→ **Provided records**:
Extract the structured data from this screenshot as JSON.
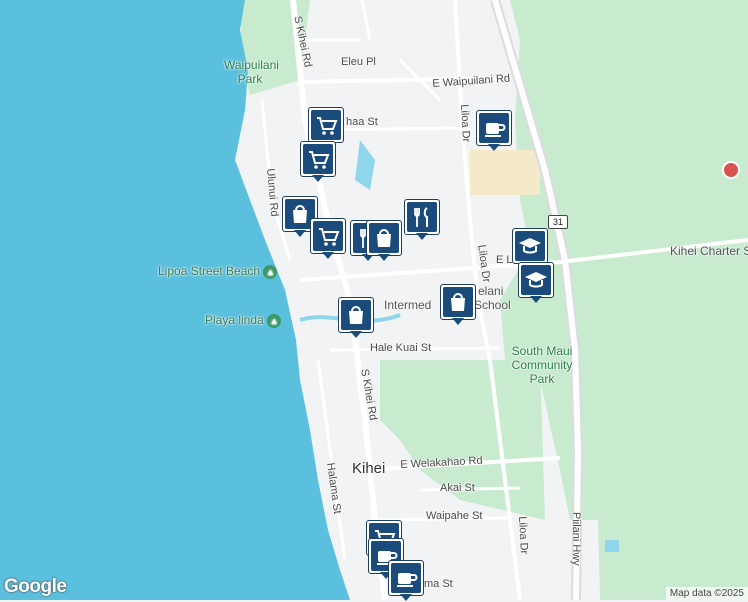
{
  "map": {
    "colors": {
      "water": "#5bc0de",
      "land": "#f1f3f4",
      "park": "#c8ebd0",
      "road": "#ffffff",
      "highway": "#dadce0",
      "marker": "#1a4b7a"
    },
    "road_labels": {
      "s_kihei_rd_north": "S Kihei Rd",
      "eleu_pl": "Eleu Pl",
      "e_waipuilani_rd": "E Waipuilani Rd",
      "kaiohaa_st": "haa St",
      "liloa_dr_north": "Liloa Dr",
      "ulunui_rd": "Ulunui Rd",
      "liloa_dr_mid": "Liloa Dr",
      "e_lipoa": "E Li",
      "hale_kuai_st": "Hale Kuai St",
      "s_kihei_rd_south": "S Kihei Rd",
      "halama_st": "Halama St",
      "e_welakahao_rd": "E Welakahao Rd",
      "akai_st": "Akai St",
      "waipahe_st": "Waipahe St",
      "liloa_dr_south": "Liloa Dr",
      "piilani_hwy": "Piilani Hwy",
      "halama_st_south": "ma St",
      "route_31": "31"
    },
    "place_labels": {
      "waipuilani_park": "Waipuilani Park",
      "lipoa_street_beach": "Lipoa Street Beach",
      "playa_linda": "Playa linda",
      "lokelani_school": "Intermed",
      "lokelani_school_top": "elani",
      "lokelani_school_rest": "School",
      "kihei_charter": "Kihei Charter Sch",
      "south_maui_park": "South Maui Community Park",
      "kihei": "Kihei"
    },
    "google_logo": "Google",
    "attribution": "Map data ©2025",
    "markers": [
      {
        "icon": "cart-icon"
      },
      {
        "icon": "cart-icon"
      },
      {
        "icon": "cup-icon"
      },
      {
        "icon": "shopping-bag-icon"
      },
      {
        "icon": "restaurant-icon"
      },
      {
        "icon": "cart-icon"
      },
      {
        "icon": "restaurant-icon"
      },
      {
        "icon": "shopping-bag-icon"
      },
      {
        "icon": "school-icon"
      },
      {
        "icon": "school-icon"
      },
      {
        "icon": "shopping-bag-icon"
      },
      {
        "icon": "shopping-bag-icon"
      },
      {
        "icon": "cart-icon"
      },
      {
        "icon": "cup-icon"
      },
      {
        "icon": "cup-icon"
      }
    ]
  }
}
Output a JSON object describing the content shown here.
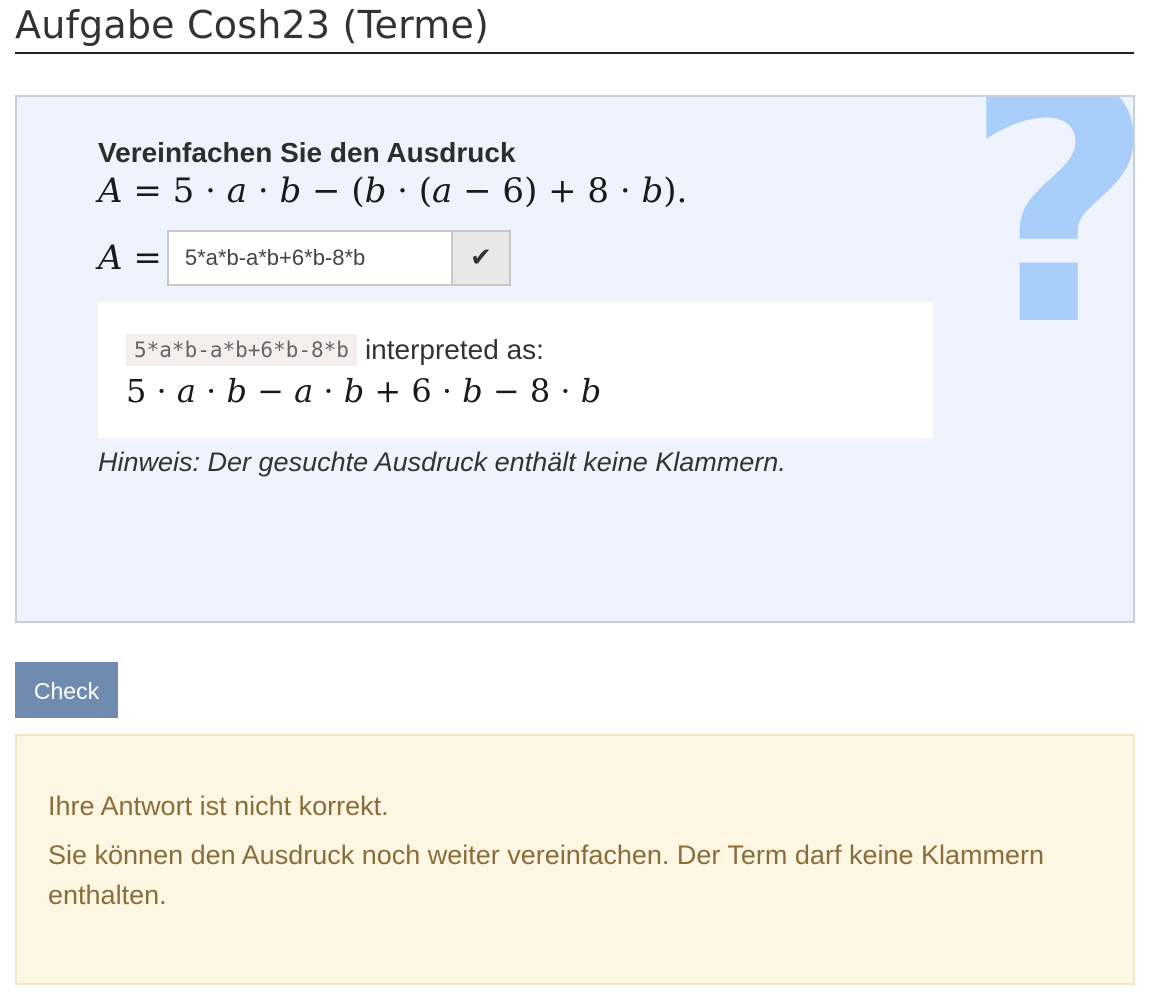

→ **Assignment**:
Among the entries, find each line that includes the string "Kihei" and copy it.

→ **Result**:
      "s_kihei_rd_north": "S Kihei Rd",
      "s_kihei_rd_south": "S Kihei Rd",
      "kihei_charter": "Kihei Charter Sch",
      "kihei": "Kihei"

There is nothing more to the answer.